Background: The Bacillus cereus Sigma B (SigB) dependent general stress response is activated via the two-component RsbKY system, which involves a phosphate transfer from RsbK to RsbY. It has been hypothesized that the Hpr-like phosphocarrier protein (Bc1009) encoded by bc1009 in the SigB gene cluster may play a role in this transfer, thereby acting as a regulator of SigB activation. Alternatively, Bc1009 may be involved in the activation of a subset of SigB regulon members. Results: We first investigated the potential role of bc1009 to act as a SigB regulator but ruled out this possibility as the deletion of bc1009 did not affect the expression of sigB and other SigB gene cluster members. The SigB-dependent functions of Bc1009 were further examined in B. cereus ATCC14579 via comparative proteome profiling (backed up by transcriptomics) of wt, Δbc1009 and ΔsigB deletion mutants under heat stress at 42°C. This revealed 284 proteins displaying SigB-dependent alterations in protein expression levels in heat-stressed cells, including a subgroup of 138 proteins for which alterations were also Bc1009-dependent. Next to proteins with roles in stress defense, newly identified SigB and Bc1009-dependent proteins have roles in cell motility, signal transduction, transcription, cell wall biogenesis, and amino acid transport and metabolism. Analysis of lethal stress survival at 50°C after pre-adaptation at 42°C showed intermediate survival efficacy of Δbc1009 cells, highest survival of wt, and lowest survival of ΔsigB cells, respectively. Additional comparative proteome analysis of non-stressed wt and mutant cells at 30°C revealed 96 proteins with SigB and Bc1009-dependent differences in levels, 51 were also identified under heat stress, and 45 showed significant differential expression at 30°C, including proteins with roles in carbohydrate/ion transport and metabolism. Overlapping functions at 30°C and 42°C included proteins involved in motility, and ΔsigB and Δbc1009 cells showed reduced motility compared to wt cells in swimming assays at both temperatures.
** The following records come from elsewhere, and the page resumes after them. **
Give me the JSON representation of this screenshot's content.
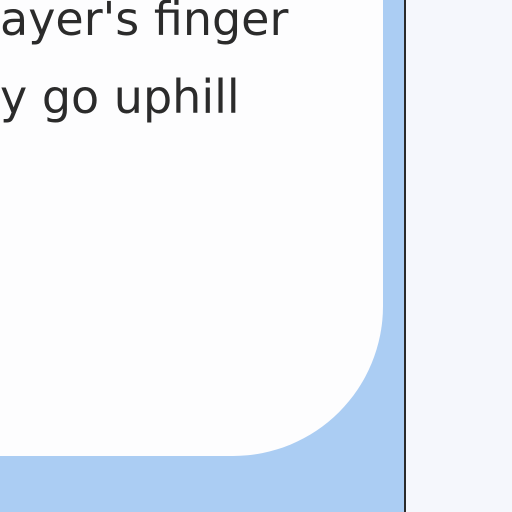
{
  "card": {
    "lines": [
      "ayer's finger",
      "y go uphill"
    ]
  }
}
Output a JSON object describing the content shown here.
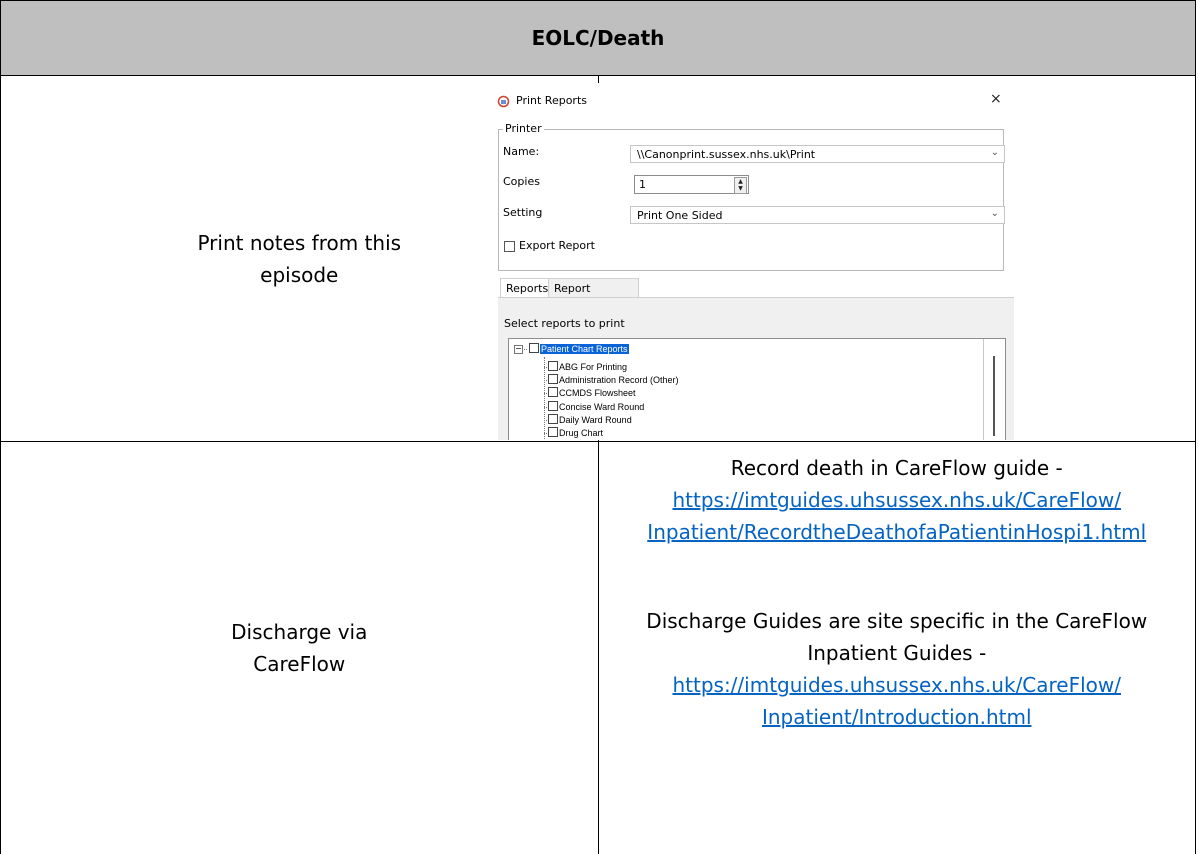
{
  "table": {
    "header": "EOLC/Death",
    "row1_label": "Print notes from this episode",
    "row2_label": "Discharge via CareFlow"
  },
  "row2": {
    "death_intro": "Record death in CareFlow guide -",
    "death_link_line1": "https://imtguides.uhsussex.nhs.uk/CareFlow/",
    "death_link_line2": "Inpatient/RecordtheDeathofaPatientinHospi1.html",
    "discharge_intro": "Discharge Guides are site specific in the CareFlow Inpatient Guides -",
    "discharge_link_line1": "https://imtguides.uhsussex.nhs.uk/CareFlow/",
    "discharge_link_line2": "Inpatient/Introduction.html",
    "link_color": "#0563c1"
  },
  "dialog": {
    "title": "Print Reports",
    "close_glyph": "×",
    "printer_group_label": "Printer",
    "name_label": "Name:",
    "name_value": "\\\\Canonprint.sussex.nhs.uk\\Print",
    "copies_label": "Copies",
    "copies_value": "1",
    "setting_label": "Setting",
    "setting_value": "Print One Sided",
    "export_label": "Export Report",
    "tabs": [
      "Reports",
      "Report packets"
    ],
    "select_label": "Select reports to print",
    "tree_root": "Patient Chart Reports",
    "tree_items": [
      "ABG For Printing",
      "Administration Record (Other)",
      "CCMDS Flowsheet",
      "Concise Ward Round",
      "Daily Ward Round",
      "Drug Chart"
    ],
    "selection_color": "#0a64d8"
  }
}
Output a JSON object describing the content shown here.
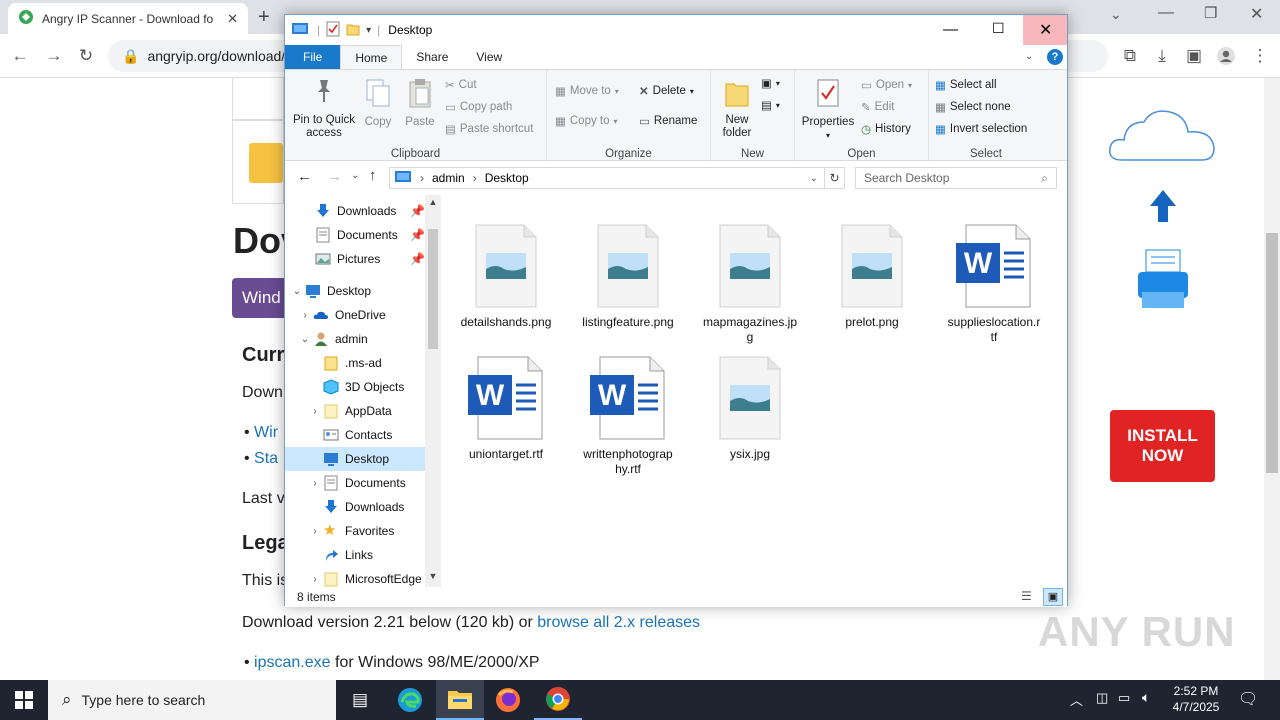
{
  "browser": {
    "tab_title": "Angry IP Scanner - Download fo",
    "url": "angryip.org/download/",
    "new_tab": "+",
    "accent": "#1a73e8"
  },
  "webpage": {
    "heading": "Dov",
    "windows_btn": "Wind",
    "section_current": "Curr",
    "download_text": "Down",
    "bullet1": "Wir",
    "bullet2": "Sta",
    "last_text": "Last v",
    "section_legacy": "Lega",
    "legacy_text": "This is",
    "download_version_prefix": "Download version 2.21 below (120 kb) or",
    "browse_link": "browse all 2.x releases",
    "ipscan_link": "ipscan.exe",
    "ipscan_suffix": "for Windows 98/ME/2000/XP",
    "install_now": "INSTALL NOW",
    "watermark": "ANY RUN"
  },
  "explorer": {
    "title": "Desktop",
    "tabs": [
      "File",
      "Home",
      "Share",
      "View"
    ],
    "ribbon": {
      "clipboard": {
        "label": "Clipboard",
        "pin": "Pin to Quick access",
        "copy": "Copy",
        "paste": "Paste",
        "cut": "Cut",
        "copy_path": "Copy path",
        "paste_shortcut": "Paste shortcut"
      },
      "organize": {
        "label": "Organize",
        "move_to": "Move to",
        "copy_to": "Copy to",
        "delete": "Delete",
        "rename": "Rename"
      },
      "new": {
        "label": "New",
        "new_folder": "New folder"
      },
      "open": {
        "label": "Open",
        "properties": "Properties",
        "open": "Open",
        "edit": "Edit",
        "history": "History"
      },
      "select": {
        "label": "Select",
        "select_all": "Select all",
        "select_none": "Select none",
        "invert": "Invert selection"
      }
    },
    "address": {
      "crumbs": [
        "admin",
        "Desktop"
      ],
      "search_placeholder": "Search Desktop"
    },
    "nav": [
      {
        "label": "Downloads",
        "pinned": true
      },
      {
        "label": "Documents",
        "pinned": true
      },
      {
        "label": "Pictures",
        "pinned": true
      },
      {
        "label": "Desktop"
      },
      {
        "label": "OneDrive"
      },
      {
        "label": "admin"
      },
      {
        "label": ".ms-ad"
      },
      {
        "label": "3D Objects"
      },
      {
        "label": "AppData"
      },
      {
        "label": "Contacts"
      },
      {
        "label": "Desktop",
        "selected": true
      },
      {
        "label": "Documents"
      },
      {
        "label": "Downloads"
      },
      {
        "label": "Favorites"
      },
      {
        "label": "Links"
      },
      {
        "label": "MicrosoftEdge"
      }
    ],
    "files": [
      {
        "name": "detailshands.png",
        "type": "image"
      },
      {
        "name": "listingfeature.png",
        "type": "image"
      },
      {
        "name": "mapmagazines.jpg",
        "type": "image"
      },
      {
        "name": "prelot.png",
        "type": "image"
      },
      {
        "name": "supplieslocation.rtf",
        "type": "word"
      },
      {
        "name": "uniontarget.rtf",
        "type": "word"
      },
      {
        "name": "writtenphotography.rtf",
        "type": "word"
      },
      {
        "name": "ysix.jpg",
        "type": "image"
      }
    ],
    "status": "8 items"
  },
  "taskbar": {
    "search_placeholder": "Type here to search",
    "time": "2:52 PM",
    "date": "4/7/2025"
  }
}
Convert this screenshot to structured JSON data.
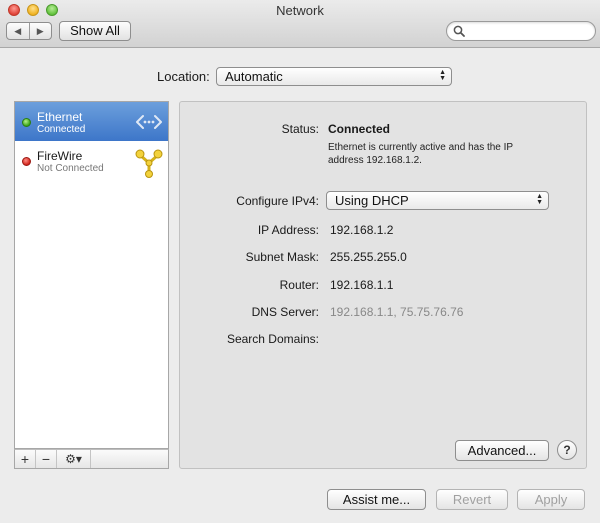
{
  "window": {
    "title": "Network",
    "nav_back": "◀",
    "nav_forward": "▶",
    "show_all": "Show All",
    "search_placeholder": ""
  },
  "location": {
    "label": "Location:",
    "value": "Automatic"
  },
  "services": [
    {
      "name": "Ethernet",
      "status": "Connected",
      "indicator": "green",
      "icon": "ethernet-icon",
      "selected": true
    },
    {
      "name": "FireWire",
      "status": "Not Connected",
      "indicator": "red",
      "icon": "firewire-icon",
      "selected": false
    }
  ],
  "sidebar_controls": {
    "add": "+",
    "remove": "−",
    "action": "⚙▾"
  },
  "details": {
    "status_label": "Status:",
    "status_value": "Connected",
    "status_description": "Ethernet is currently active and has the IP address 192.168.1.2.",
    "configure_label": "Configure IPv4:",
    "configure_value": "Using DHCP",
    "ip_label": "IP Address:",
    "ip_value": "192.168.1.2",
    "subnet_label": "Subnet Mask:",
    "subnet_value": "255.255.255.0",
    "router_label": "Router:",
    "router_value": "192.168.1.1",
    "dns_label": "DNS Server:",
    "dns_value": "192.168.1.1, 75.75.76.76",
    "search_domains_label": "Search Domains:",
    "advanced_button": "Advanced...",
    "help_button": "?"
  },
  "footer": {
    "assist": "Assist me...",
    "revert": "Revert",
    "apply": "Apply"
  },
  "colors": {
    "selection": "#3d76c9",
    "status_green": "#3aa417",
    "status_red": "#d0231a"
  }
}
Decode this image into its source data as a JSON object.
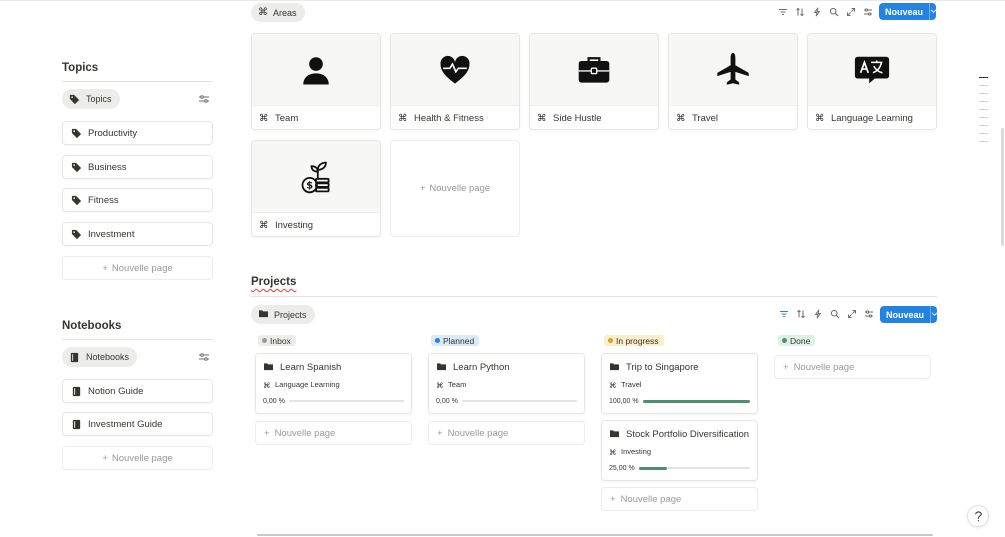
{
  "left": {
    "topics": {
      "title": "Topics",
      "chip": "Topics",
      "items": [
        "Productivity",
        "Business",
        "Fitness",
        "Investment"
      ],
      "new_page": "Nouvelle page"
    },
    "notebooks": {
      "title": "Notebooks",
      "chip": "Notebooks",
      "items": [
        "Notion Guide",
        "Investment Guide"
      ],
      "new_page": "Nouvelle page"
    }
  },
  "areas": {
    "view_chip": "Areas",
    "new_button": "Nouveau",
    "cards": [
      {
        "title": "Team",
        "icon": "person-icon"
      },
      {
        "title": "Health & Fitness",
        "icon": "heart-pulse-icon"
      },
      {
        "title": "Side Hustle",
        "icon": "briefcase-icon"
      },
      {
        "title": "Travel",
        "icon": "airplane-icon"
      },
      {
        "title": "Language Learning",
        "icon": "translate-icon"
      },
      {
        "title": "Investing",
        "icon": "plant-coins-icon"
      }
    ],
    "new_page": "Nouvelle page"
  },
  "projects": {
    "heading": "Projects",
    "view_chip": "Projects",
    "new_button": "Nouveau",
    "columns": [
      {
        "status": "Inbox",
        "dot": "#9b9a97",
        "bg": "#ececea",
        "cards": [
          {
            "title": "Learn Spanish",
            "tag": "Language Learning",
            "progress": "0,00 %",
            "fraction": 0
          }
        ],
        "new_page": "Nouvelle page"
      },
      {
        "status": "Planned",
        "dot": "#2383e2",
        "bg": "#dbe8f7",
        "cards": [
          {
            "title": "Learn Python",
            "tag": "Team",
            "progress": "0,00 %",
            "fraction": 0
          }
        ],
        "new_page": "Nouvelle page"
      },
      {
        "status": "In progress",
        "dot": "#d9a22b",
        "bg": "#fbeecb",
        "cards": [
          {
            "title": "Trip to Singapore",
            "tag": "Travel",
            "progress": "100,00 %",
            "fraction": 1
          },
          {
            "title": "Stock Portfolio Diversification",
            "tag": "Investing",
            "progress": "25,00 %",
            "fraction": 0.25
          }
        ],
        "new_page": "Nouvelle page"
      },
      {
        "status": "Done",
        "dot": "#4e8f74",
        "bg": "#dff0e7",
        "cards": [],
        "new_page": "Nouvelle page"
      }
    ]
  },
  "colors": {
    "accent": "#2383e2",
    "progress": "#4e8f74"
  }
}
Conclusion: our results extend the B. cereus SigB regulon to >300 members, with a novel role of SigB-dependent Bc1009 in the activation of a subregulon of >180 members, conceivably via phosphotransfer-based interactions with other transcriptional regulatory networks.
- Bacillus cereus
- Expression profiling by array